(Stored entries)
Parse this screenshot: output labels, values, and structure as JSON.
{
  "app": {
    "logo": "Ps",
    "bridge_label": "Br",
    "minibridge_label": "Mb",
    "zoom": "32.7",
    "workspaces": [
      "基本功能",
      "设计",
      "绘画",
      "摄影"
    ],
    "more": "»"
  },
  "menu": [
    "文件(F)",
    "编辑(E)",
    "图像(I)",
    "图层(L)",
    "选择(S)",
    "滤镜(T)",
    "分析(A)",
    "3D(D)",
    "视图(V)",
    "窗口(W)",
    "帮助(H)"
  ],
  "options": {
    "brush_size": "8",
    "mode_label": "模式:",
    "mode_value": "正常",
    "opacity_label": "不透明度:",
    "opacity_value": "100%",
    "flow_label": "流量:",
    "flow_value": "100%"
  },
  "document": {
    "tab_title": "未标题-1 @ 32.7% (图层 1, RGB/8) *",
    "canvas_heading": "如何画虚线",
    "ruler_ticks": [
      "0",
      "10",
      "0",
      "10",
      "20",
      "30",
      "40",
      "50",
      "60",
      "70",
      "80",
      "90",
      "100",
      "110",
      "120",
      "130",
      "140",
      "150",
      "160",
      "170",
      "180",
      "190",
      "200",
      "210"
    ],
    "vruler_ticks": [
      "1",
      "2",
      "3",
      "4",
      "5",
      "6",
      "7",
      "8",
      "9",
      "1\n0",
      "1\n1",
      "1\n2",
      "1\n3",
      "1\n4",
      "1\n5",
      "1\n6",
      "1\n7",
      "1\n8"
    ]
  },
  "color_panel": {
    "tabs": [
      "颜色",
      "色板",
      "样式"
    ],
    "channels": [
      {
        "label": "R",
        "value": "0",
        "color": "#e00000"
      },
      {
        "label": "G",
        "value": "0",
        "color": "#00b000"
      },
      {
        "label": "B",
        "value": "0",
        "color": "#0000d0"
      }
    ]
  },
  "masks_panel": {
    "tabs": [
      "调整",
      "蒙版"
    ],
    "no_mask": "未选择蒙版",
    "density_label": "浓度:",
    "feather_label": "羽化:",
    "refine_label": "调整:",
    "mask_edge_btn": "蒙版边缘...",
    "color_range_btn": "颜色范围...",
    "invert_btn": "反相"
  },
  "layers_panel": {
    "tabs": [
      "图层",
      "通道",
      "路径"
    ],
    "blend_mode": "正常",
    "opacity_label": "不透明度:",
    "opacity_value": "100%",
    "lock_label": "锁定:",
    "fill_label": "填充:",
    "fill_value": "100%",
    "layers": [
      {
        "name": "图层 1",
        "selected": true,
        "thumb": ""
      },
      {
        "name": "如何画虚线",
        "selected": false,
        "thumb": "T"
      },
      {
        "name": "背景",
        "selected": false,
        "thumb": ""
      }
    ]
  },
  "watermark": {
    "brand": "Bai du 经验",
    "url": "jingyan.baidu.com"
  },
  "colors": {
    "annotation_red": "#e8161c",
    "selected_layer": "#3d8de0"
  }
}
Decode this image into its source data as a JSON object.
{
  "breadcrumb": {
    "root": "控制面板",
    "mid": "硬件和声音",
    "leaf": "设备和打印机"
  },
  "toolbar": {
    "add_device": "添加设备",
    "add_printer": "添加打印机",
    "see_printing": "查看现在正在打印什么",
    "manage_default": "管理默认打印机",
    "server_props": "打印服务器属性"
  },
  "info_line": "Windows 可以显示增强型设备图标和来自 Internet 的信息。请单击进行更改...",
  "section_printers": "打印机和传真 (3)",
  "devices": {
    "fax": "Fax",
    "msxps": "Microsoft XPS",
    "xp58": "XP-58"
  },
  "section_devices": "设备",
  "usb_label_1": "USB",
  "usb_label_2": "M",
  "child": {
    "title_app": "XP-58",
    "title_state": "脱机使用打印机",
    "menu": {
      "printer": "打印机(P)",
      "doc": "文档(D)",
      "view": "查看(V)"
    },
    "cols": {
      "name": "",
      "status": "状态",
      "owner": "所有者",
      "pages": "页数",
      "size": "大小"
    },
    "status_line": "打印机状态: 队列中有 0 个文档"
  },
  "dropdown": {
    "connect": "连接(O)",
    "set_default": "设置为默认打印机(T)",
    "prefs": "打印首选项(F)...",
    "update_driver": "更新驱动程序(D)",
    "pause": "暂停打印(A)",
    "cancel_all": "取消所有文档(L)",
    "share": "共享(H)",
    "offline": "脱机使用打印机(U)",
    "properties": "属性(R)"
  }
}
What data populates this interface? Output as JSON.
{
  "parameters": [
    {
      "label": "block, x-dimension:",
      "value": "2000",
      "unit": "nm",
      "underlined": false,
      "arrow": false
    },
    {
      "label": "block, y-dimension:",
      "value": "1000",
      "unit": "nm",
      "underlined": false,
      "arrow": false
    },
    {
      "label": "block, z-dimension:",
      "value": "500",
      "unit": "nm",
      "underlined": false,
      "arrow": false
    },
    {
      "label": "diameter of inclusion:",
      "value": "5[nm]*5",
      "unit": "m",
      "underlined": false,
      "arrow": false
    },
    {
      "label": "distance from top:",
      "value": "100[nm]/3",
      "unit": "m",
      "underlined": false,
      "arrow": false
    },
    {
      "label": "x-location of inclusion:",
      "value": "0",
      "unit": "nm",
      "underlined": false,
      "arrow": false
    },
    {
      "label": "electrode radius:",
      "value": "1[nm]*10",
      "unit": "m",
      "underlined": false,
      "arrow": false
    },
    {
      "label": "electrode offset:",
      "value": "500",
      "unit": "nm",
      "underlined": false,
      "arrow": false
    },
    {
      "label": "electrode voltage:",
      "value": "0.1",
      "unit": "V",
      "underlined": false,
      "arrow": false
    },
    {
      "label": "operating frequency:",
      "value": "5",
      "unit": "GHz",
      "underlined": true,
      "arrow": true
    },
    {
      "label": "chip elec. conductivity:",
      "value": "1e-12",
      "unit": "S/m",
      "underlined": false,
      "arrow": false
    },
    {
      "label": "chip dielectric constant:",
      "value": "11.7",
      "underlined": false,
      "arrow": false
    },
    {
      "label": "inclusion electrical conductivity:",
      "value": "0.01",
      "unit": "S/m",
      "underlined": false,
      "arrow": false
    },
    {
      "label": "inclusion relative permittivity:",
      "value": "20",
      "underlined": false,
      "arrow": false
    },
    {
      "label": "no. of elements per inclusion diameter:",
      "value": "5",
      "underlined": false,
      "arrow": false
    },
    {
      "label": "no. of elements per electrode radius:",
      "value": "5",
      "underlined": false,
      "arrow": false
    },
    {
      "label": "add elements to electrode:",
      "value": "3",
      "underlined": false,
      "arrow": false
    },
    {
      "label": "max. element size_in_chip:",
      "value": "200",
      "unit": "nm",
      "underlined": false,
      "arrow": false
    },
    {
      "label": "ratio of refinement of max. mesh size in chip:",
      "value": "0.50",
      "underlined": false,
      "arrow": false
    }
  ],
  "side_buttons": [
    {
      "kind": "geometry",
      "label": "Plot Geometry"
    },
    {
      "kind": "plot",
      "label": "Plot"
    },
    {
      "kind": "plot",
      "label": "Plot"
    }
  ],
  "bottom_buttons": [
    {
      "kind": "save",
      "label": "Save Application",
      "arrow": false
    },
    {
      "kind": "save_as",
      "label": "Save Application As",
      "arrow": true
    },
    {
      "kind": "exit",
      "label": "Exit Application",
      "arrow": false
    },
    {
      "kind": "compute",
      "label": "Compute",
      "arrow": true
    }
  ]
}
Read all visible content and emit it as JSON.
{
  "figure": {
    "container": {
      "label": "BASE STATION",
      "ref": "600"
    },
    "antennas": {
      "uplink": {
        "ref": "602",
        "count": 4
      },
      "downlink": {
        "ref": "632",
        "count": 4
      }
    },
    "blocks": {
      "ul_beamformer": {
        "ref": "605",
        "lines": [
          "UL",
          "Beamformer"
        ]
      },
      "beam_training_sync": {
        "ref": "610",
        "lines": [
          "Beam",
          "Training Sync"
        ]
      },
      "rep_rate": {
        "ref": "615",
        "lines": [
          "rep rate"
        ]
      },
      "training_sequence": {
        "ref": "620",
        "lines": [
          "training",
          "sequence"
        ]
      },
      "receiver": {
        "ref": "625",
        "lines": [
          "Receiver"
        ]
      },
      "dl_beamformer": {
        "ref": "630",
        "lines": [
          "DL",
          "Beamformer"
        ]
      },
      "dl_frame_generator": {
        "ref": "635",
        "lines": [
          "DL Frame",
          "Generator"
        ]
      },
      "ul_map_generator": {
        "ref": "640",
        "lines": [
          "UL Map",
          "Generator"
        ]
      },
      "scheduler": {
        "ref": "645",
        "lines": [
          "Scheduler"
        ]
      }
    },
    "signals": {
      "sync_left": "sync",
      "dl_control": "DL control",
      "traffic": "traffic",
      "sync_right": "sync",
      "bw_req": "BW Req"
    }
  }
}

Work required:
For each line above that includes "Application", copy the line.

Task answer:
      "label": "Save Application",
      "label": "Save Application As",
      "label": "Exit Application",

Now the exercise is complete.